UNITED NATIONS, United States: UN Secretary-General Antonio Guterres on Thursday condemned Russia’s plans to declare the annexation of occupied parts of Ukraine, calling it "a dangerous escalation" that "has no place in the modern world."
"Any decision to proceed with the annexation of Donetsk, Luhansk, Kherson and Zaporizhzhia regions of Ukraine would have no legal value and deserves to be condemned," Guterres said in a statement.
"It must not be accepted." Earlier Russian President Vladimir Putin’s spokesman Dmitry Peskov said that the four regions, large parts of which are occupied by Russian forces, would be formally incorporated into Russia in a Kremlin ceremony on Friday.
Guterres said any annexation of a country’s territory based on the use of force violates the UN Charter and international law. He said much-criticized referendums held by Russia in the occupied regions took place in the middle of a war under Russian armed occupation and outside Ukraine’s own constitutional framework.

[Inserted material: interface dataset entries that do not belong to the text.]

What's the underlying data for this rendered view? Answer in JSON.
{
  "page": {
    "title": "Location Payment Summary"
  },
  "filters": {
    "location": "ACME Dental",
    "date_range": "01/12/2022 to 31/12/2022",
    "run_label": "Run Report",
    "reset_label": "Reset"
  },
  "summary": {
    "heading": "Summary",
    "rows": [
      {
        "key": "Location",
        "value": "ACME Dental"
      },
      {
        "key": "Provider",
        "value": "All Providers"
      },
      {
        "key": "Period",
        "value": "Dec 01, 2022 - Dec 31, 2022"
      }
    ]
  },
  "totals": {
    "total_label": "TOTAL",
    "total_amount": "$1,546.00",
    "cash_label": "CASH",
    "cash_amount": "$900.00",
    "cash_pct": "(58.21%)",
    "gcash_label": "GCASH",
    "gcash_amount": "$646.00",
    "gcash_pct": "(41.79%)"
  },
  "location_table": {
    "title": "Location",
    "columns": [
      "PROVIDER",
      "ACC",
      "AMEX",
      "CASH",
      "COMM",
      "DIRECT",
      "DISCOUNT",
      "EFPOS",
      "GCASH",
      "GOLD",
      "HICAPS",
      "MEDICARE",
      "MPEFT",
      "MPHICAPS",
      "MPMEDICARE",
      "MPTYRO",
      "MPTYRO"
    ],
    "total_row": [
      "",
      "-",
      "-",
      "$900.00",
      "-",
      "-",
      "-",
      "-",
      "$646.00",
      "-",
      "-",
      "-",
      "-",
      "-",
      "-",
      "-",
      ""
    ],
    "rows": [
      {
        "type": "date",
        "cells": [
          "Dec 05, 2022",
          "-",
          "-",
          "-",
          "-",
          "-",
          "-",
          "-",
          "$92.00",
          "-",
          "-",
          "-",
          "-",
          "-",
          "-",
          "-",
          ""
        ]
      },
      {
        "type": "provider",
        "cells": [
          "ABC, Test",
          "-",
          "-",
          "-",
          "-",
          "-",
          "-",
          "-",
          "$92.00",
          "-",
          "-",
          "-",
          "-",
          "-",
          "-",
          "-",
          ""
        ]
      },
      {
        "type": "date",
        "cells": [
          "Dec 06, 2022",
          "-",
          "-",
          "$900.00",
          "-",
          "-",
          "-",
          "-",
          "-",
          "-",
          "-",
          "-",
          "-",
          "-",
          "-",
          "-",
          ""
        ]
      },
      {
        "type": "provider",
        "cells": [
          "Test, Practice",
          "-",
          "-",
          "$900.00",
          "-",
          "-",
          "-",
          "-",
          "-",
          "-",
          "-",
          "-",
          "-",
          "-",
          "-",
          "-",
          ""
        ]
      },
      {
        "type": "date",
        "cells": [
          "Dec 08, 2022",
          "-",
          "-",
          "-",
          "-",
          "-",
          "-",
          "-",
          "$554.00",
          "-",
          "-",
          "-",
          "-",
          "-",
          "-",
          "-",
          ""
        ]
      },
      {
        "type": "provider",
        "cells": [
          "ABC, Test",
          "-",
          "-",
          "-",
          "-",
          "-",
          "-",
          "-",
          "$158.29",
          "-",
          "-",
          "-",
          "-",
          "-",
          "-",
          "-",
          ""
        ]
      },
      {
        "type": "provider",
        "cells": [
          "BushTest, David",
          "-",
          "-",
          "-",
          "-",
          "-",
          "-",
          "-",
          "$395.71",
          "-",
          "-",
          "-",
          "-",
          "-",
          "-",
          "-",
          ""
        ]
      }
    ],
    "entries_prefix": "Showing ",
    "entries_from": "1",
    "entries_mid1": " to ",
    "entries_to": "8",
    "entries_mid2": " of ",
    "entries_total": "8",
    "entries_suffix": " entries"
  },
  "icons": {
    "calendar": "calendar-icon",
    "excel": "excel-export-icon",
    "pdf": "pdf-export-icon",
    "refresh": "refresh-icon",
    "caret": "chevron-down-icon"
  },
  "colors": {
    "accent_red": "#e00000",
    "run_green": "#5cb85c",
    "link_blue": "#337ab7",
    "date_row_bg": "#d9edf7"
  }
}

"They cannot be called a genuine expression of the popular will," he said. "The Russian Federation, as one of the five permanent members of the Security Council, shares a particular responsibility to respect the Charter," he added.
"Any decision by Russia to go forward will further jeopardize the prospects for peace."Meanwhile, Moscow will formally annex four Russia-occupied regions of Ukraine at a Kremlin ceremony on Friday, President Vladimir Putin’s spokesman said on Thursday.
"Tomorrow in the Georgian Hall of the Grand Kremlin Palace at 15:00 (1200 GMT) a signing ceremony will take place on the incorporation of the new territories into Russia," spokesman Dmitry Peskov said. He added that the Russian president will make a major speech at the event.
Ukraine’s Lugansk, Donetsk, Kherson and Zaporizhzhia regions are occupied by the Russian army, which Putin sent over the border in February. Moscow organised what it called referendums in the four regions that it controls, with Kremlin-installed officials saying this week residents backed joining Russia.
All four Moscow-backed leaders of the regions said they were in Moscow and expecting a meeting with Putin. The move comes eight years after Moscow annexed the Crimea peninsula from Ukraine and would mark a significant escalation in the conflict.
The West has warned Russia not to press ahead with he annexations, with the G7 saying it would "never recognise" the move. Kyiv has asked for more military aid as a response.The Russian foreign ministry in a statement that the regions made a "conscious and free choice" in favour of annexation.
Only Donetsk, which along with Lugansk makes up the industrial Donbas region partially controlled by pro-Kremlin separatists since 2014, had yet to formally ask Mr Putin for annexation. Earlier this week, Zelensky sought to rally international support for his country against possible Russian annexations in a series of calls with foreign leaders, including those of Britain, Canada, Germany and Turkey.